Of course, it’s entirely possible that this late-blooming perennial has already taken up residence in your garden—whether you intentionally put it there or not. One of the most important late-season pollinator plants you can cultivate, goldenrod’s nectar draws beneficial insects, bees and butterflies to your garden, while its seed heads provide fall and winter food for birds.
Nonetheless, despite all the evidence, many of us will continue to think of goldenrod as a weed. Perhaps then, it may surprise you that in Europe—and here at CMBG—gardeners have long cultivated it as a highly-valued ornamental. That it’s wildly adaptable and opportunistic, thriving despite erratic changes in climate, may lend weight to its reputation as a weed—but, truly, aren’t these qualities any gardener would readily prize? Simply the fact that a plant is commonplace, volunteering in meadows, ditches, roadsides and vacant lots, shouldn’t exclude it from the ornamental garden.

If you’re looking for use and beauty, then goldenrod ticks the boxes there, too. Historically, goldenrod was used by both Native Americans and European settlers as a medicinal, a dye plant, a refreshing beverage and, in one instance, as a political statement. Concerning the latter—after the Boston Tea Party protest, colonists, instead of using black tea from China, brewed their cuppa with goldenrod leaves, betony and red clover, christening it “Liberty Tea.” The slightly sweet, slightly piney, tannic flavor of this native plant made a perfect statement and solution—and with recent data revealing seven times the antioxidants of green tea, goldenrod’s use as an herbal infusion is making a comeback.

If all of this intrigues you, rest assured the rugged and joyfully yellow blooms of goldenrod are easily cultivated. While it will grow anywhere, goldenrod prefers plenty of elbow room, full sun and well-draining soil. Once established, this two-to-three foot tall perennial requires minimal care to return each season. To propagate goldenrod, stratify the seeds for three months before planting, then sow lightly on the soil’s surface. Alternatively, softwood cuttings are a good choice for successful rooting, or divide the roots of established plants early in the season, and they’ll transplant well. With between 60 and 130 species, there is a goldenrod for every taste and climate—quite a few of which can be seen here at the Gardens, such as Solidago caesia (blue-stemmed goldenrod), Solidago shortii (‘Solar Cascade’), Solidago graminifolia (grass-leaved goldenrod), Solidago speciosa (showy goldenrod)and Solidago ‘Little Lemon’ in the new entry gardens.
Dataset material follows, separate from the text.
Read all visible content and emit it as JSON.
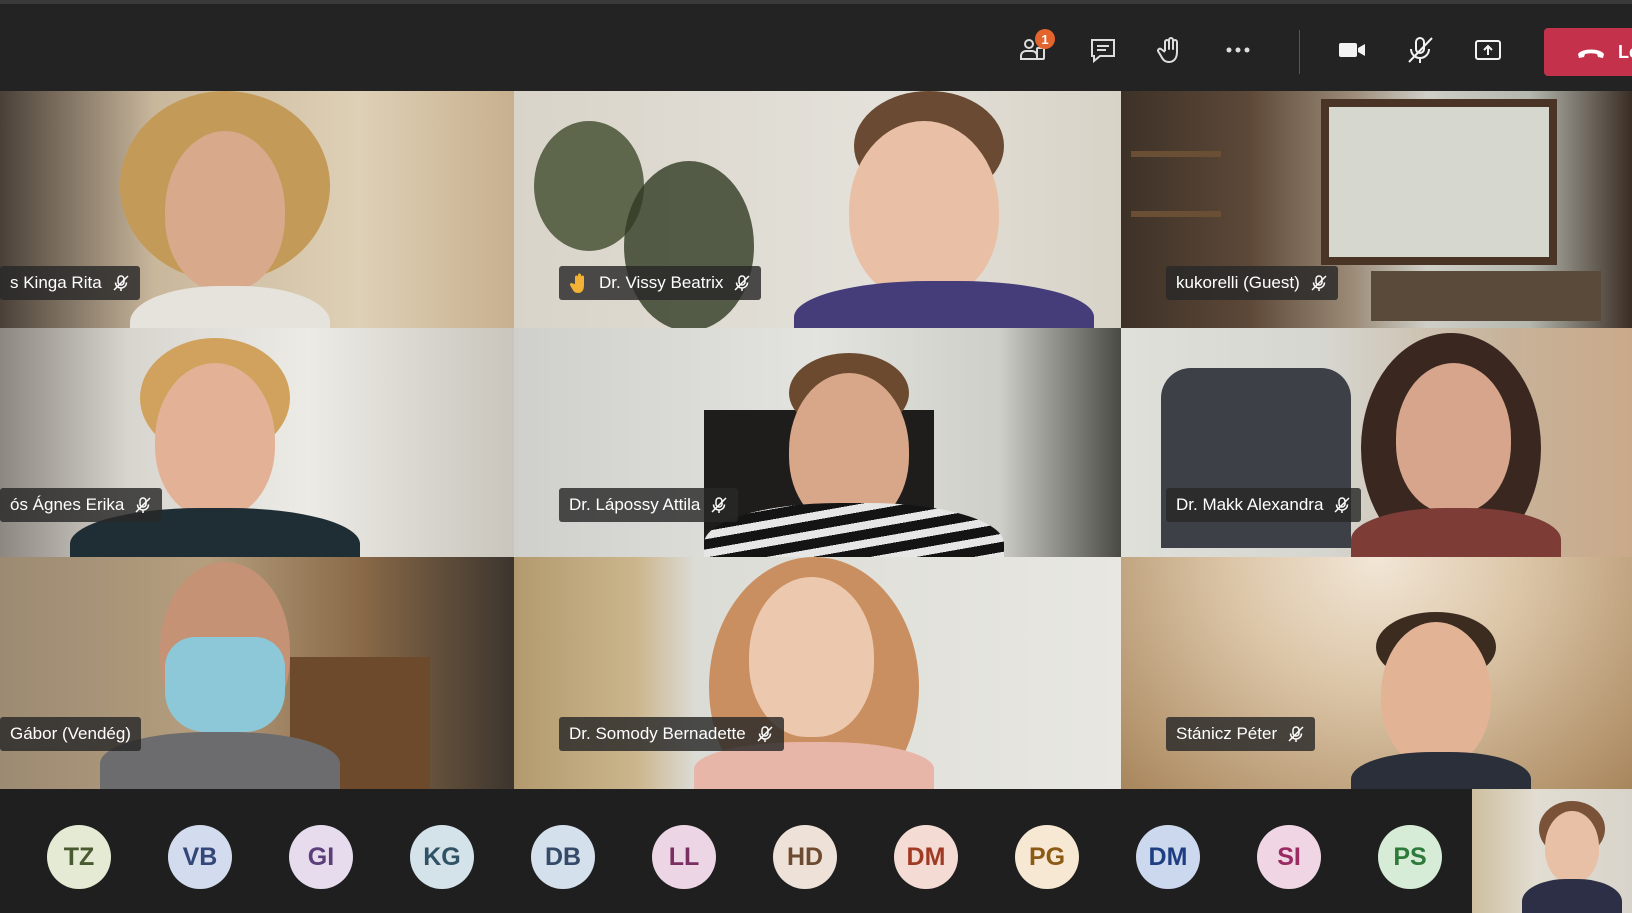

As easy is it to admire this plant—hardy enough to grow anywhere, yet gracefully showing off vibrant blooms lasting for weeks—it’s understandable if you’re still in doubt as to its place in your garden. But if you would, consider the words of naturalist John Muir: “The fragrance, color, and form of the whole spiritual expression of Goldenrod are hopeful and strength-giving beyond any others I know. A single spike is sufficient to heal unbelief and melancholy.”

While Muir might have been remarking on the kind of healing that accompanies a walk in the woods or an hour in the garden, it’s true that goldenrod has long been used as a medicinal herb. Goldenrod’s constituents classify it as an anti-fungal, diuretic, fever-reducer, anti-inflammatory, expectorant, astringent and antiseptic herb. Most often, however, herbalists brewed it as a tonic for the urinary tract, cardiovascular system and—in a bit of irony—to relieve allergies. A hint as to goldenrod’s efficacy as a healing herb is found in its botanical name, Solidago, originating from the Latin solidare, meaning “to make whole.”

In a poetic nod to such nomenclature, the return of goldenrod to forests decimated by wildfires is a sign that the woods are healing themselves. So even if you’re not quite ready to give over your garden to goldenrod, take the time during your next wildflower wander—whether in the woods or on a visit to the Gardens—to admire the dazzling color this native perennial lends to the late-season landscape.